The time is now to pay attention to your health
By Dr. David Lipschitz
So many of my patients in their early 70s and 80s scoff when I tell them it is not too late to start reforming and living a healthy lifestyle. However, research published in the British Medical Journal showed quite conclusively that developing a healthy lifestyle in adults aged 75 and older led to a significant prolongation in life. The research conducted in Sweden followed 1810 individuals over age 75 for 18 years, and by the study end, over 90 percent had died. The research examined not only the importance of a healthy lifestyle, including exercising, eating right and not smoking, but also the impact of social and leisure activities.
In this study, individuals were defined as having healthy lifestyles if they participated in one or more leisure activities and had a strong social life. Those who had unhealthy lifestyles did not participate in any leisure activity, spent a great deal of time alone and had few friends. In this older population, those who had a healthy lifestyle lived 5.4 years longer than those who did not. Exercising more, eating right, having a great social life and not smoking adds an average of six years to a man’s life and five years to a woman’s. Even at aged 85 and despite having numerous chronic medical conditions, those identified as having a healthy lifestyle lived four years longer than those that did not. And former smokers lived as long as those who never smoked.

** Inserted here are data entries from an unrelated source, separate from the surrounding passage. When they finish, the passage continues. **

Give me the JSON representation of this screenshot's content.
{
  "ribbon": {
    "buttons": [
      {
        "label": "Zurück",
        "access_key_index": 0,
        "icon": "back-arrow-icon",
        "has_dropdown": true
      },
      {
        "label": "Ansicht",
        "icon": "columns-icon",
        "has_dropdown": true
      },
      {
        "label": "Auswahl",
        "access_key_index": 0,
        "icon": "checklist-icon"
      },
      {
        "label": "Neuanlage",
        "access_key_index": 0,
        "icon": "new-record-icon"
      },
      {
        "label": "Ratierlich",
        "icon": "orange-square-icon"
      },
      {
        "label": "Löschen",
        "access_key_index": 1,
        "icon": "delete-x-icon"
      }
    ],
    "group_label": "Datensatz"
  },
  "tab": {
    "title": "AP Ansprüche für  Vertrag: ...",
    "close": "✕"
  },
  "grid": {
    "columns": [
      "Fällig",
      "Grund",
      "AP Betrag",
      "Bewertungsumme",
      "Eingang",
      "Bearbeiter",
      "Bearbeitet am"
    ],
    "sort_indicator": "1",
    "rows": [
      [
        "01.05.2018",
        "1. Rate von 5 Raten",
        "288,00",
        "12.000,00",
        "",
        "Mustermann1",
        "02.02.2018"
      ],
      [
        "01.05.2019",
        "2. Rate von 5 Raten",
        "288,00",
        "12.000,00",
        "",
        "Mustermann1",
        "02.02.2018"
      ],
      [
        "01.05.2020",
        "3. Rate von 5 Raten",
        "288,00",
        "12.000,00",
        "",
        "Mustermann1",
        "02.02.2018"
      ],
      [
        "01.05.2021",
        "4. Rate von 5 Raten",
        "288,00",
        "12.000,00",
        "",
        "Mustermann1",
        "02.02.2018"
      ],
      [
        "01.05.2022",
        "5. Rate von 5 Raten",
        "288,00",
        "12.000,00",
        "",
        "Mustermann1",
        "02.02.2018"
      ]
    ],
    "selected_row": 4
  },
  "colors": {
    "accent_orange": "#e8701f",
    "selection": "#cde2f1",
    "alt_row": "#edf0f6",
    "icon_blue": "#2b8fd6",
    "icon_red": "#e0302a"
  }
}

The message to everyone out there is that the key to longevity is embracing life to the fullest, living healthy and living well. And if the benefits are obvious at age 75, imagine the value for those who have been committed to health throughout their lives. I believe strongly that to live long and live well, you need to embrace life to the fullest. In my book, “Dr. David’s First Health Book of More (Not Less),” I summarize the 10 steps of more that lead to a longer, better, healthier and more independent life. Here they are:

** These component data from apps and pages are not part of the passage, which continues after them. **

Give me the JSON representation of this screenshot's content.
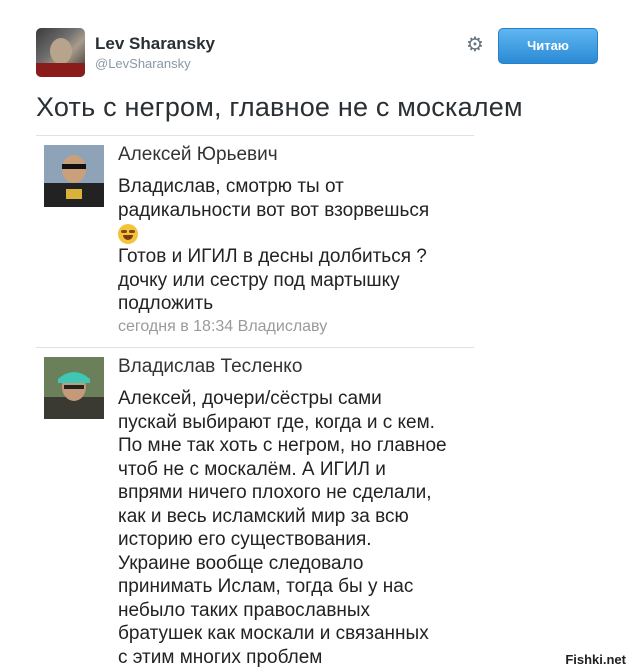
{
  "tweet_header": {
    "name": "Lev Sharansky",
    "handle": "@LevSharansky",
    "follow_label": "Читаю",
    "gear_icon": "gear-icon"
  },
  "tweet_text": "Хоть с негром, главное не с москалем",
  "comments": [
    {
      "author": "Алексей Юрьевич",
      "text_line1": "Владислав, смотрю ты от\nрадикальности вот вот взорвешься",
      "emoji": "laughing-emoji",
      "text_line2": "Готов и ИГИЛ в десны долбиться ?\nдочку или сестру под мартышку\nподложить",
      "meta": "сегодня в 18:34 Владиславу"
    },
    {
      "author": "Владислав Тесленко",
      "text": "Алексей, дочери/сёстры сами\nпускай выбирают где, когда и с кем.\nПо мне так хоть с негром, но главное\nчтоб не с москалём. А ИГИЛ и\nвпрями ничего плохого не сделали,\nкак и весь исламский мир за всю\nисторию его существования.\nУкраине вообще следовало\nпринимать Ислам, тогда бы у нас\nнебыло таких православных\nбратушек как москали и связанных\nс этим многих проблем"
    }
  ],
  "watermark": "Fishki.net",
  "colors": {
    "follow_button": "#2b8ad6",
    "text": "#292f33",
    "muted": "#8899a6"
  }
}
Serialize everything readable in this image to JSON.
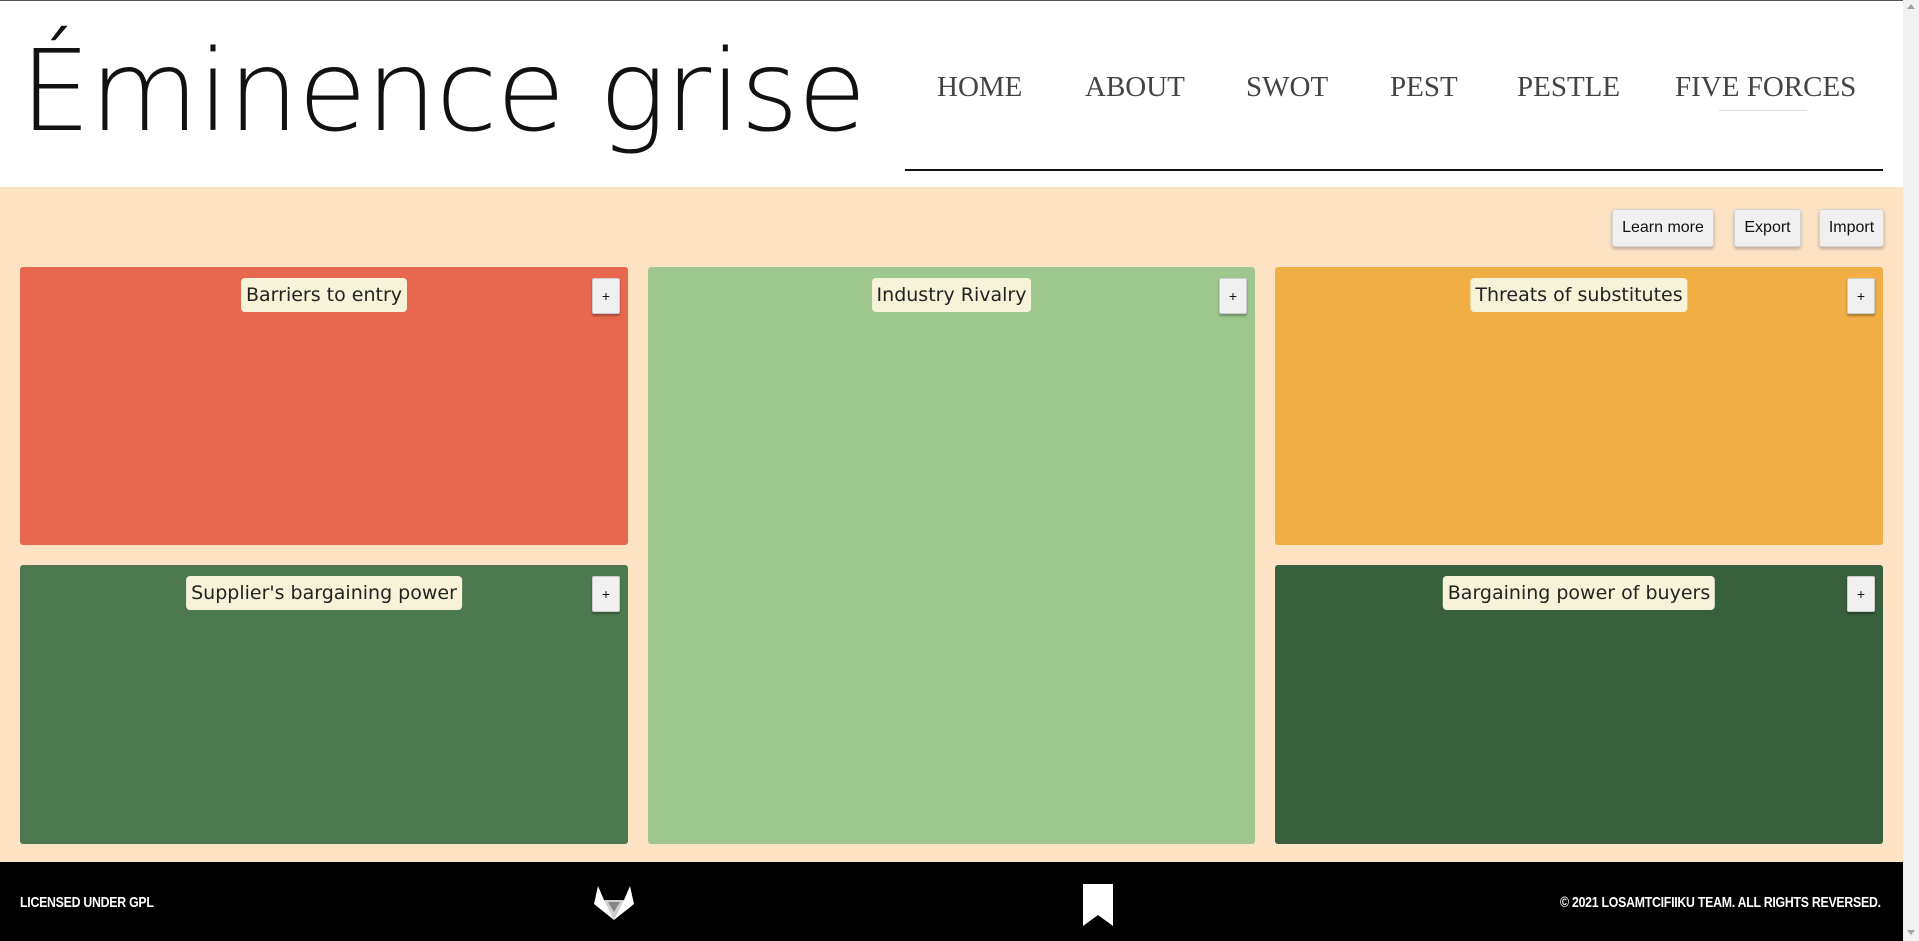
{
  "app": {
    "logo_text": "Éminence grise"
  },
  "nav": {
    "items": [
      "HOME",
      "ABOUT",
      "SWOT",
      "PEST",
      "PESTLE",
      "FIVE FORCES"
    ]
  },
  "toolbar": {
    "learn_more_label": "Learn more",
    "export_label": "Export",
    "import_label": "Import"
  },
  "panels": {
    "barriers": {
      "title": "Barriers to entry",
      "add_label": "+",
      "color": "#e8684f"
    },
    "rivalry": {
      "title": "Industry Rivalry",
      "add_label": "+",
      "color": "#9dc78c"
    },
    "substitutes": {
      "title": "Threats of substitutes",
      "add_label": "+",
      "color": "#f0ae45"
    },
    "suppliers": {
      "title": "Supplier's bargaining power",
      "add_label": "+",
      "color": "#4d7950"
    },
    "buyers": {
      "title": "Bargaining power of buyers",
      "add_label": "+",
      "color": "#38603d"
    }
  },
  "footer": {
    "license_text": "LICENSED UNDER GPL",
    "copyright_text": "© 2021 LOSAMTCIFIIKU TEAM. ALL RIGHTS REVERSED.",
    "gitlab_icon": "gitlab-icon",
    "bookmark_icon": "bookmark-icon"
  },
  "colors": {
    "page_background": "#fde2c4",
    "header_background": "#ffffff",
    "footer_background": "#000000"
  }
}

First and foremost is more passion. Embrace life to the fullest and tackle every activity with passion and enthusiasm.
Second is more peace. Stress is a major predictor of ill health, and learning how to cope with stress and live a peaceful life is an essential element of staying healthy.
Third is more love. This includes love of family, friends and community. A love-filled life surrounded by people is the essence of a strong social network and the absence of loneliness, a major predictor of ill health.
Fourth is more self-love. To be happy and healthy, we have to have high self-esteem, be comfortable in our skin and know that we are valued.
Fifth is more laughter. The happier you are, the more amused you are by your weaknesses, and the more you laugh, the longer you live.
Sixth is more faith. Those who believe in a higher power live longer than those who do not. But it is not what faith or denominations you belong to that is important but spirituality that includes, hope, love, faith, charity and most importantly, the capacity to forgive and be forgiven.
Seventh is more food. But more of the right and less of the wrong food. This includes the right fats (olive oil and omega 3 fatty acids), the right protein (lean meats and fatty fish), avoiding too much starch and eating all the fruits and vegetables you want.
Eighth is more movement. Clearly, exercise is the longevity pill. The more active you are, the longer you live. But remember: Exercise your heart and lungs, build your muscles by weight training, stretch and do balance exercises.
Ninth is more health education. The more you understand what it takes to stay healthy and how to navigate the health system, should you become ill, the more likely you will receive the bestmedical care and live longer.
And, finally, tenth is more freedom. Feeling free, able to anything we want and able to participate in every aspect of life is a powerful element guaranteeing longevity. If it can work at age 75, it can surely work better if you start earlier.
Dr. David Lipschitz is the director of The Longevity Center at St. Vincent Infirmary Medical Center. To find out more about Dr. David Lipschitz and read features by other Creators Syndicate writers and cartoonists, visit the Creators Syndicate Web page at www.creators.com. More information is available at: DrDavidHealth.com.